◆ INPUT DATA
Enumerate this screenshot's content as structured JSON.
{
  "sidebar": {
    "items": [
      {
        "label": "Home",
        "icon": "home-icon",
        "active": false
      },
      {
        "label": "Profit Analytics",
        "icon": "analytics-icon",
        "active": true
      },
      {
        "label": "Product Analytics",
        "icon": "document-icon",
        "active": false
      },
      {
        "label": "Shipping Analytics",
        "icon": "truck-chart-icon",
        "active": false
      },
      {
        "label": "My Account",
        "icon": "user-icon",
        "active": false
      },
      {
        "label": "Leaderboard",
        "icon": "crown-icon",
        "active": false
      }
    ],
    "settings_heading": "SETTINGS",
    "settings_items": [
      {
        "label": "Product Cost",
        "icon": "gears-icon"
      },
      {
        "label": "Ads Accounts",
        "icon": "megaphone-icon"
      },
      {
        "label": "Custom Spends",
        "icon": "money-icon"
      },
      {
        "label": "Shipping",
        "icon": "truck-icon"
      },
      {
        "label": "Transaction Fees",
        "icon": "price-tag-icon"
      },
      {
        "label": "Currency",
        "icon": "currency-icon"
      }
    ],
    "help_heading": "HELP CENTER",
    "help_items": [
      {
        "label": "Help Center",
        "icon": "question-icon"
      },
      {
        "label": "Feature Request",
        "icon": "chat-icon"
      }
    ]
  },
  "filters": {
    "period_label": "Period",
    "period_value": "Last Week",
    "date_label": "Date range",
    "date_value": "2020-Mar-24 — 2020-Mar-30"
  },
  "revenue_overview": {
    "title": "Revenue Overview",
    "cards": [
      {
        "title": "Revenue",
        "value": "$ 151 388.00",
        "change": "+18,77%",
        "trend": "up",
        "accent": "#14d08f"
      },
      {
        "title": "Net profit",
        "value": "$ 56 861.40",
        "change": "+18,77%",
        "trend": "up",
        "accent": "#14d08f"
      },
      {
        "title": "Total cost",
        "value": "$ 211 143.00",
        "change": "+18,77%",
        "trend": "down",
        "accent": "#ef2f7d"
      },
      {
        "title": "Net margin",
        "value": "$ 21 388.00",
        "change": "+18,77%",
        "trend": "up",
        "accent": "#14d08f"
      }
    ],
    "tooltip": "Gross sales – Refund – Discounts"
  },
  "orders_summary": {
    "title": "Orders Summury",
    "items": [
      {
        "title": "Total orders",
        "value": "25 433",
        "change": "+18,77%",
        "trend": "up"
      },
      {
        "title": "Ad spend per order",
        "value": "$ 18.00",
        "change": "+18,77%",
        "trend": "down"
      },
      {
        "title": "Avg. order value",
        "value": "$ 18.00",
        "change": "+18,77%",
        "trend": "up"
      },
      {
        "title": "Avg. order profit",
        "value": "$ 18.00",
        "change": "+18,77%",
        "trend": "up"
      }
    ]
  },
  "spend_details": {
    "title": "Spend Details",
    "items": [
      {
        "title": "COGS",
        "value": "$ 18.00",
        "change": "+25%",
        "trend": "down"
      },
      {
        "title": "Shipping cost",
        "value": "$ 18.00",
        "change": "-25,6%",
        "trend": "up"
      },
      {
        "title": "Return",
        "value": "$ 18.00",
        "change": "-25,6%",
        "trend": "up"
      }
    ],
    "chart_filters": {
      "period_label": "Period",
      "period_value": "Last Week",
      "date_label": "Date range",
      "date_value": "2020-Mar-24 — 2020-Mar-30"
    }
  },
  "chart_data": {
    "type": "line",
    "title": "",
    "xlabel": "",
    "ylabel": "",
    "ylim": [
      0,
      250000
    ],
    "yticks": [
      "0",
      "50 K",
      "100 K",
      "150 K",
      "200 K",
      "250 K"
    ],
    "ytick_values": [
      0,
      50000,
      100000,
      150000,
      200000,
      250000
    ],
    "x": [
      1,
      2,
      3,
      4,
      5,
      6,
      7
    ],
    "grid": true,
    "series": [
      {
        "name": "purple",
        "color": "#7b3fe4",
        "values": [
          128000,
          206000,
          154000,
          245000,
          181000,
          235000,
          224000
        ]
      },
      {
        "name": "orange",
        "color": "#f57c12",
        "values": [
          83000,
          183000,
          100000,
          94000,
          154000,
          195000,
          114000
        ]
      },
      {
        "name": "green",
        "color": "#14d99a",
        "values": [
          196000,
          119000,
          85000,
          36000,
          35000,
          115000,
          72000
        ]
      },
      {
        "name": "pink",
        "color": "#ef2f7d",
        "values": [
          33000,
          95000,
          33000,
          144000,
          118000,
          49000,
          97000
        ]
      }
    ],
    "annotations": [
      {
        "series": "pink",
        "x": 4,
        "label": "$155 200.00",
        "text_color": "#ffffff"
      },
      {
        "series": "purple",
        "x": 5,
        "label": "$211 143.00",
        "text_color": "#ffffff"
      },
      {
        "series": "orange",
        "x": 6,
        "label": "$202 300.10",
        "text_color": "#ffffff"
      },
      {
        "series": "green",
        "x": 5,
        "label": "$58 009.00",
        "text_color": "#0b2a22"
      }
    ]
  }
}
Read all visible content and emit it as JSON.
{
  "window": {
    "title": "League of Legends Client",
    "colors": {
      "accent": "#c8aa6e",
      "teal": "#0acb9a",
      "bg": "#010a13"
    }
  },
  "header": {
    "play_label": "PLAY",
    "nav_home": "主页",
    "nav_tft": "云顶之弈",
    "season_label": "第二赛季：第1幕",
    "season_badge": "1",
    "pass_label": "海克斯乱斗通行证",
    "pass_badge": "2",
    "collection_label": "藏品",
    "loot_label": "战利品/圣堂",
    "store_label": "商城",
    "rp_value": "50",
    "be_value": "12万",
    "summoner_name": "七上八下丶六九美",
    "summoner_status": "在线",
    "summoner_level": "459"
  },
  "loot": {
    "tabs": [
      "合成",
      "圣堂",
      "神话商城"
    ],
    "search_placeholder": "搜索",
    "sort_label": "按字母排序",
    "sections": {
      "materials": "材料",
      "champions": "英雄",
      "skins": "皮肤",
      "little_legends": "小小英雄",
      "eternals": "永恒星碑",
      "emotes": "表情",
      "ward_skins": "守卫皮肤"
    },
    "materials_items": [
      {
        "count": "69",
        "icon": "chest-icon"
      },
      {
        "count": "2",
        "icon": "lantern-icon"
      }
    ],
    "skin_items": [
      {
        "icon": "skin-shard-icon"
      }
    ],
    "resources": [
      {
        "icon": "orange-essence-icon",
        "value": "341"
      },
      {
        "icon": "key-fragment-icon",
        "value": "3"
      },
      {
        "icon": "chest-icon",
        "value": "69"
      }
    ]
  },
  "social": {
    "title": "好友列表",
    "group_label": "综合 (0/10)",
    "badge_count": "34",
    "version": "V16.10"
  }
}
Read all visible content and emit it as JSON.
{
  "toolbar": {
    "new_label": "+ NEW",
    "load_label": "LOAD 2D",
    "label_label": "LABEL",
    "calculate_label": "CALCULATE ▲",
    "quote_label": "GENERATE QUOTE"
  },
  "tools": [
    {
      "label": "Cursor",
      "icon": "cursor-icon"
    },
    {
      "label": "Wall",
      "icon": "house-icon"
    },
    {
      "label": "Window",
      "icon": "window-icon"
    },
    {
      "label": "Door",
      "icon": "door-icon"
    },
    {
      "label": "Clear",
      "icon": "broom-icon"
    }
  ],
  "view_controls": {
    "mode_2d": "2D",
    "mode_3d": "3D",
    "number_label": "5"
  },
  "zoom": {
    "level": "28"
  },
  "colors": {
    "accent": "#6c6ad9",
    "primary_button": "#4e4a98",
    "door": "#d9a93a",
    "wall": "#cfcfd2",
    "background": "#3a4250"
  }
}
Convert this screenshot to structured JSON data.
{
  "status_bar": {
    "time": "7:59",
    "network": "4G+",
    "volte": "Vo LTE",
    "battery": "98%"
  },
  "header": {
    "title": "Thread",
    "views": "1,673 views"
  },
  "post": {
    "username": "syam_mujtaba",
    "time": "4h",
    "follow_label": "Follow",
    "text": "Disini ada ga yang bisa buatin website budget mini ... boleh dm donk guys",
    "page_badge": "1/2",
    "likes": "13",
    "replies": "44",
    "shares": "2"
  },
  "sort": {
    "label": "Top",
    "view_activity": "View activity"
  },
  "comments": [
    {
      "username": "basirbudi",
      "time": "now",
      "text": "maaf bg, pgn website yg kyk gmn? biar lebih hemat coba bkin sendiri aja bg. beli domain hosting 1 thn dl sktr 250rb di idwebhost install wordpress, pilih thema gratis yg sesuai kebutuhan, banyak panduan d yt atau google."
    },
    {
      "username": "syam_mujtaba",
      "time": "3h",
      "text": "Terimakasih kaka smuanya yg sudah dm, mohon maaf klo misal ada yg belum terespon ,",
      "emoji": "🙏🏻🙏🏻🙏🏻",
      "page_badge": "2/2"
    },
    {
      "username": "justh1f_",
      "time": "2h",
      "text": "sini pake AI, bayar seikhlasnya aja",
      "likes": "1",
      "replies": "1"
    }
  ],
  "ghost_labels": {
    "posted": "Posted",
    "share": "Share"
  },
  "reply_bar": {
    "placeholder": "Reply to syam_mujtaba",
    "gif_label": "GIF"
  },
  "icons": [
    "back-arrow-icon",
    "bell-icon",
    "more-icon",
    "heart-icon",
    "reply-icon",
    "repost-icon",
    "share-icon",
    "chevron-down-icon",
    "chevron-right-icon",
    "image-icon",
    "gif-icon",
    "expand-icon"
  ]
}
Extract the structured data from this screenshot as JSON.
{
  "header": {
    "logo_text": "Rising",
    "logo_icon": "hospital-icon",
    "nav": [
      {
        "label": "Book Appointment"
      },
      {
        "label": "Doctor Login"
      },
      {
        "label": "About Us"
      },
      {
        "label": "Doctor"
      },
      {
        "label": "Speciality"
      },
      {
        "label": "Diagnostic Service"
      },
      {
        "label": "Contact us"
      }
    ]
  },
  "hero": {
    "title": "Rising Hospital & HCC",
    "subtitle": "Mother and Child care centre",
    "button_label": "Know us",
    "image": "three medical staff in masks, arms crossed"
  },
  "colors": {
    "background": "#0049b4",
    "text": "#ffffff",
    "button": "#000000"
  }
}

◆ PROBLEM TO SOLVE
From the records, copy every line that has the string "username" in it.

◆ ANSWER SECTION
    "username": "syam_mujtaba",
      "username": "basirbudi",
      "username": "syam_mujtaba",
      "username": "justh1f_",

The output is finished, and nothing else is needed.